Music Generation has made four new appointments: Mairéad Duffy has been appointed LMEP (Local Music Education Partnership) Support Manager, Cecelia Molumby is now Communications & Marketing Officer, Aoife Ruth has been appointed Reporting & Analysis Manager, and Anita Butler is Finance & Administration Officer.
Mairéad Duffy graduated from the University of Ulster with a BMus Hons and a PGCE in Music Education. During her university years in Belfast she was a member of the Belfast Harp Orchestra, which recorded and toured with The Chieftains. She was the featured vocalist in many of these performances, performing at Milwaukee Irish Fest and Carnegie Hall. She studied choral conducting with Dr Doreen Rao and is a past chair of TOSINI – Teachers of Singing in Ireland. Duffy released her debut album Silver Tin House as a singer-songwriter in 2016. She is currently on a career break from St Patrick’s Academy where she has been Head of Music for the past twenty-four years.
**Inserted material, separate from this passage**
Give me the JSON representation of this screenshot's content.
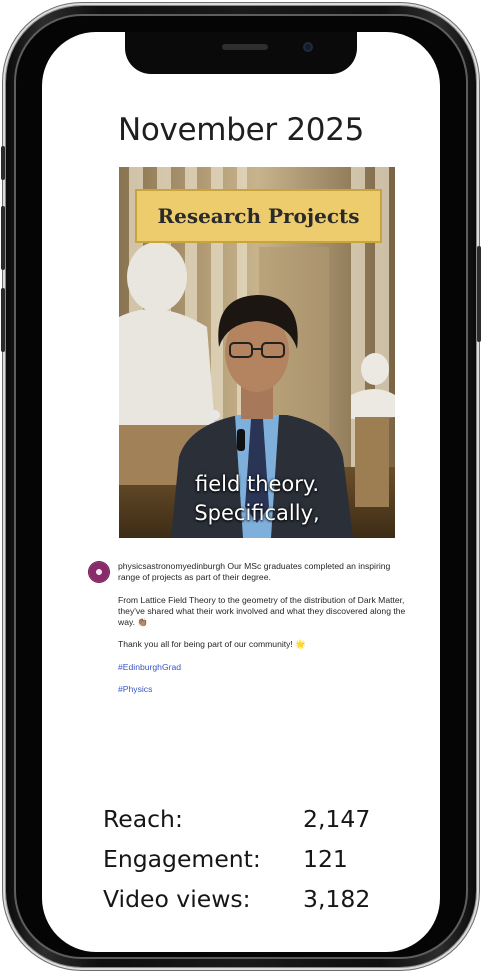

This career break enabled her to become the Music Development Officer for Music Generation Cavan/Monaghan from January 2019 to December 2020. She has extended her career break to pursue the role of LMEP Support Manager.
Cecelia Molumby received a Bachelor of Music Degree from Maynooth University, a Professional Diploma in Education from Trinity College Dublin, and a Postgraduate Diploma in Kodály Music Pedagogy from the Kodály Institute of the Franz Liszt Academy of Music, Hungary. She also holds an M. Phil. in Creative and Cultural Entrepreneurship from Trinity College Dublin in partnership with Goldsmiths, University of London. Before joining Music Generation’s National Development Office, she worked in the Marketing Department of the Gaiety School of Acting. Prior to that, she held positions in the Marketing and PR Department of Wexford Festival Opera as well as the Education, Community and Outreach Department of the National Concert Hall.
Aoife Ruth is a researcher, educator and qualified psychotherapist. She holds a BA (Hons) in Politics and Sociology, a HDip in Psychology, and an MSc in Integrative Psychotherapy. Her Master’s research focused on supporting musicians’ mental health. Aoife has over fifteen years’ experience working in the not-for-profit, charitable and public sectors. Prior to taking up her role as Reporting & Analysis Manager with Music Generation, she worked as a researcher in the public sector. She is a violinist/violist and keys player and has played with rock, indie and folk bands.
Anita Butler is Australian-Irish with a Bachelor Degree in English and Theatre Studies and a Postgraduate Diploma in Integrated Human Studies. She has several years’ experience working in operations and as a project officer for the Australian Government. She has also volunteered in arts organisations such as Screen Hub and performed in the Melbourne Fringe Theatre Festival. Anita has played violin from a young age and has performed in a number of bands over the years.
The Royal Scottish National Orchestra has appointed American conductor Kellen Gray as Assistant Conductor.
Gray joins the RSNO after serving as Assistant Conductor of South Carolina’s Charleston Symphony Orchestra and Music Director of the Charleston Symphony Youth Orchestra. He will conduct a variety of the RSNO’s concerts and will play a role in engaging audiences and communities throughout Scotland as part of the orchestra’s Learning and Engagement work.
The RSNO Assistant Conductorship is a two-year post and benefits from the support of the Solti Foundation. RSNO Music Director Thomas Søndergård said: ‘It is my pleasure to welcome Kellen to the RSNO family. The standard of applicants this year was once again very high, and we were reminded of how competitive this position is by the international interest. Kellen impressed in his application, and audition, and we are looking forward to seeing him in action with the orchestra soon. This is of course an unprecedented time in music, but we have many good things to look forward to including a return to live concerts, seeing our audiences across Scotland, and of course a return to international touring to showcase Scottish talent.